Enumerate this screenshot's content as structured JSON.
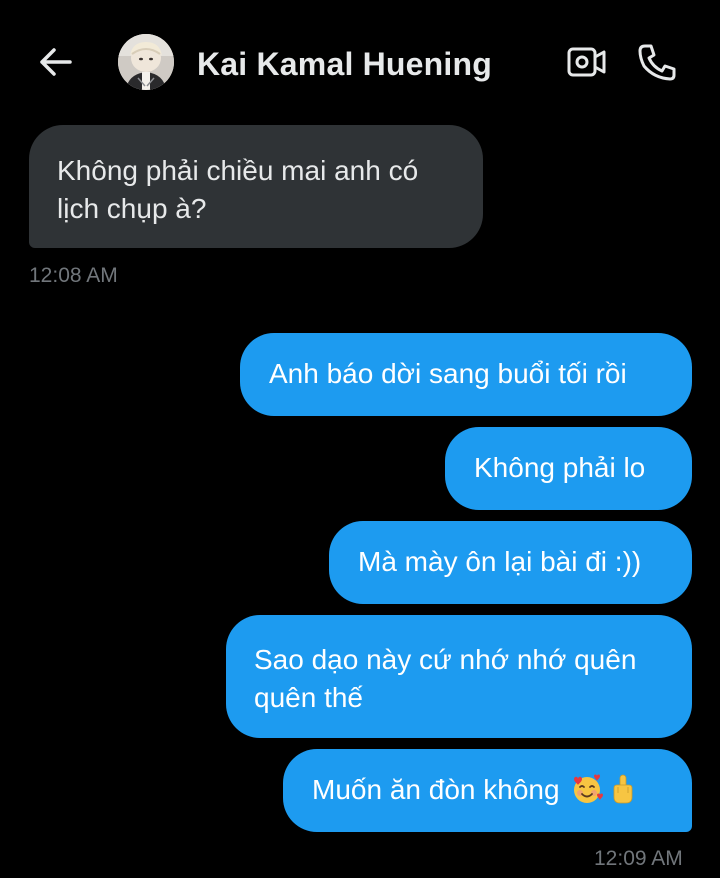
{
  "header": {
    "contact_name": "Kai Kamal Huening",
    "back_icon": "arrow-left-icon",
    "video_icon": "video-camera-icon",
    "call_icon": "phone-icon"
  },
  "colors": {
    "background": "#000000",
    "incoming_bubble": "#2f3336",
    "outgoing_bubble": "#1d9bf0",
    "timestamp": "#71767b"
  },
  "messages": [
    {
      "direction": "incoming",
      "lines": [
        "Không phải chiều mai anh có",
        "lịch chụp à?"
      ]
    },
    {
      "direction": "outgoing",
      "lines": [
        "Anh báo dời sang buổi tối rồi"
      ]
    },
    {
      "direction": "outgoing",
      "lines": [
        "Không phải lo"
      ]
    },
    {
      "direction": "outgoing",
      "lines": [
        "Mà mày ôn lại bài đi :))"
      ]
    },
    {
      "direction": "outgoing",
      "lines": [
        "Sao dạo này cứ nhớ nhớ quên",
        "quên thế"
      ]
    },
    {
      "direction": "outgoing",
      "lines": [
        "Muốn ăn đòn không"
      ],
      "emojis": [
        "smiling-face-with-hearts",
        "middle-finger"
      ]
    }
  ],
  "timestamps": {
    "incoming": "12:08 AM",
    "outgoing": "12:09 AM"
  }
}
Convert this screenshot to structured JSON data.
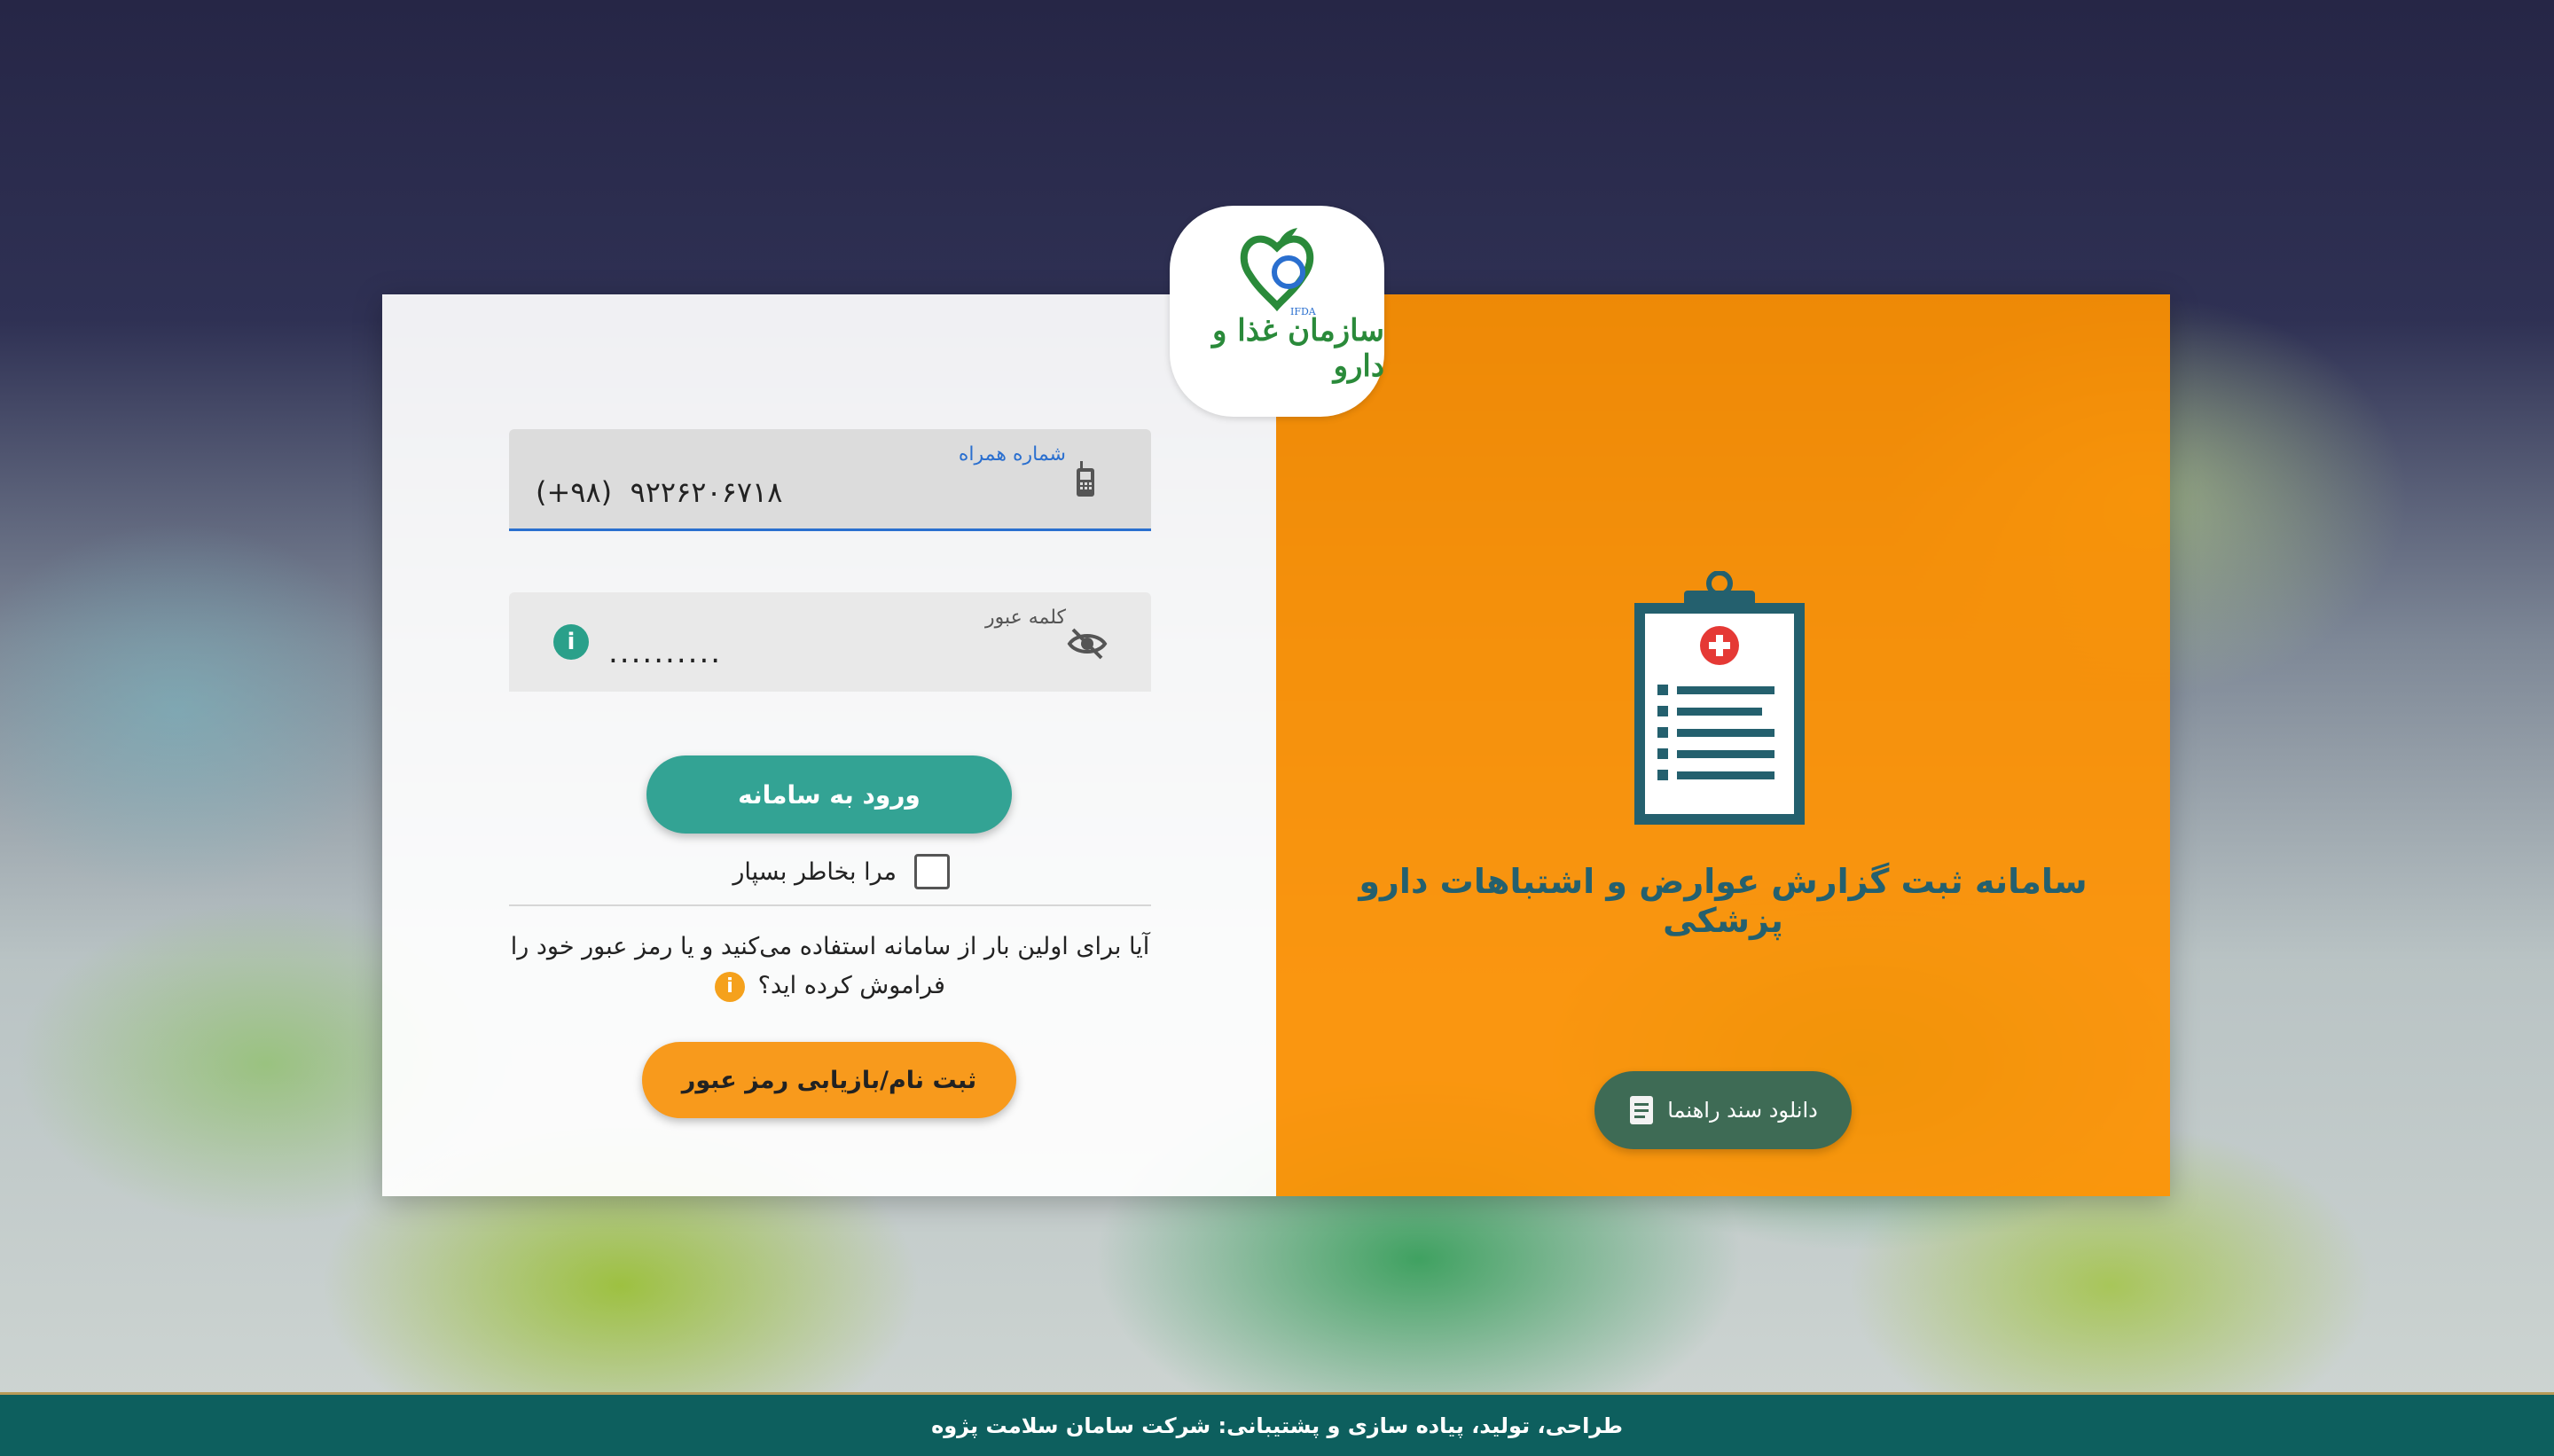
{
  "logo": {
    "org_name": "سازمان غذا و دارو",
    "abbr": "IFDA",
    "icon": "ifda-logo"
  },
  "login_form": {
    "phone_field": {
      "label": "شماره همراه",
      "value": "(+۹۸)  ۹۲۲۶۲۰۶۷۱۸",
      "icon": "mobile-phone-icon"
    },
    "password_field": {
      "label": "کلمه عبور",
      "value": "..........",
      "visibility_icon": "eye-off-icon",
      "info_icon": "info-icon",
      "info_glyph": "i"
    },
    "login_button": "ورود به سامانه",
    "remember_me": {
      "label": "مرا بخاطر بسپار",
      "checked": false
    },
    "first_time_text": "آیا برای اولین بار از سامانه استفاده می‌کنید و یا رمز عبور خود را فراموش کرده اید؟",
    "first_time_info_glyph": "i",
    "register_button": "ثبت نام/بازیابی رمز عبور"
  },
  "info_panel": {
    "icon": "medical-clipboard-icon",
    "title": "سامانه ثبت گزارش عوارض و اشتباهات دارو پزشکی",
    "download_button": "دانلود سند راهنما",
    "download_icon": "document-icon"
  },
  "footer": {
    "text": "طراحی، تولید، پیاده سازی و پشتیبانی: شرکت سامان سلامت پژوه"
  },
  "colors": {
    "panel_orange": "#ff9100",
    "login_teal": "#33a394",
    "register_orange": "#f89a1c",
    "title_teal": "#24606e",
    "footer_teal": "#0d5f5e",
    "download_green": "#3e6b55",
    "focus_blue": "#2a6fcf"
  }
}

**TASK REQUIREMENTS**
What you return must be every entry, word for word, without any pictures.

**EXERCISE RESULT**
Enumerate this screenshot's content as structured JSON.
{
  "header": {
    "contact_name": "Kai Kamal Huening",
    "back_icon": "arrow-left-icon",
    "video_icon": "video-camera-icon",
    "call_icon": "phone-icon"
  },
  "colors": {
    "background": "#000000",
    "incoming_bubble": "#2f3336",
    "outgoing_bubble": "#1d9bf0",
    "timestamp": "#71767b"
  },
  "messages": [
    {
      "direction": "incoming",
      "lines": [
        "Không phải chiều mai anh có",
        "lịch chụp à?"
      ]
    },
    {
      "direction": "outgoing",
      "lines": [
        "Anh báo dời sang buổi tối rồi"
      ]
    },
    {
      "direction": "outgoing",
      "lines": [
        "Không phải lo"
      ]
    },
    {
      "direction": "outgoing",
      "lines": [
        "Mà mày ôn lại bài đi :))"
      ]
    },
    {
      "direction": "outgoing",
      "lines": [
        "Sao dạo này cứ nhớ nhớ quên",
        "quên thế"
      ]
    },
    {
      "direction": "outgoing",
      "lines": [
        "Muốn ăn đòn không"
      ],
      "emojis": [
        "smiling-face-with-hearts",
        "middle-finger"
      ]
    }
  ],
  "timestamps": {
    "incoming": "12:08 AM",
    "outgoing": "12:09 AM"
  }
}
Convert this screenshot to structured JSON data.
{
  "logo": {
    "org_name": "سازمان غذا و دارو",
    "abbr": "IFDA",
    "icon": "ifda-logo"
  },
  "login_form": {
    "phone_field": {
      "label": "شماره همراه",
      "value": "(+۹۸)  ۹۲۲۶۲۰۶۷۱۸",
      "icon": "mobile-phone-icon"
    },
    "password_field": {
      "label": "کلمه عبور",
      "value": "..........",
      "visibility_icon": "eye-off-icon",
      "info_icon": "info-icon",
      "info_glyph": "i"
    },
    "login_button": "ورود به سامانه",
    "remember_me": {
      "label": "مرا بخاطر بسپار",
      "checked": false
    },
    "first_time_text": "آیا برای اولین بار از سامانه استفاده می‌کنید و یا رمز عبور خود را فراموش کرده اید؟",
    "first_time_info_glyph": "i",
    "register_button": "ثبت نام/بازیابی رمز عبور"
  },
  "info_panel": {
    "icon": "medical-clipboard-icon",
    "title": "سامانه ثبت گزارش عوارض و اشتباهات دارو پزشکی",
    "download_button": "دانلود سند راهنما",
    "download_icon": "document-icon"
  },
  "footer": {
    "text": "طراحی، تولید، پیاده سازی و پشتیبانی: شرکت سامان سلامت پژوه"
  },
  "colors": {
    "panel_orange": "#ff9100",
    "login_teal": "#33a394",
    "register_orange": "#f89a1c",
    "title_teal": "#24606e",
    "footer_teal": "#0d5f5e",
    "download_green": "#3e6b55",
    "focus_blue": "#2a6fcf"
  }
}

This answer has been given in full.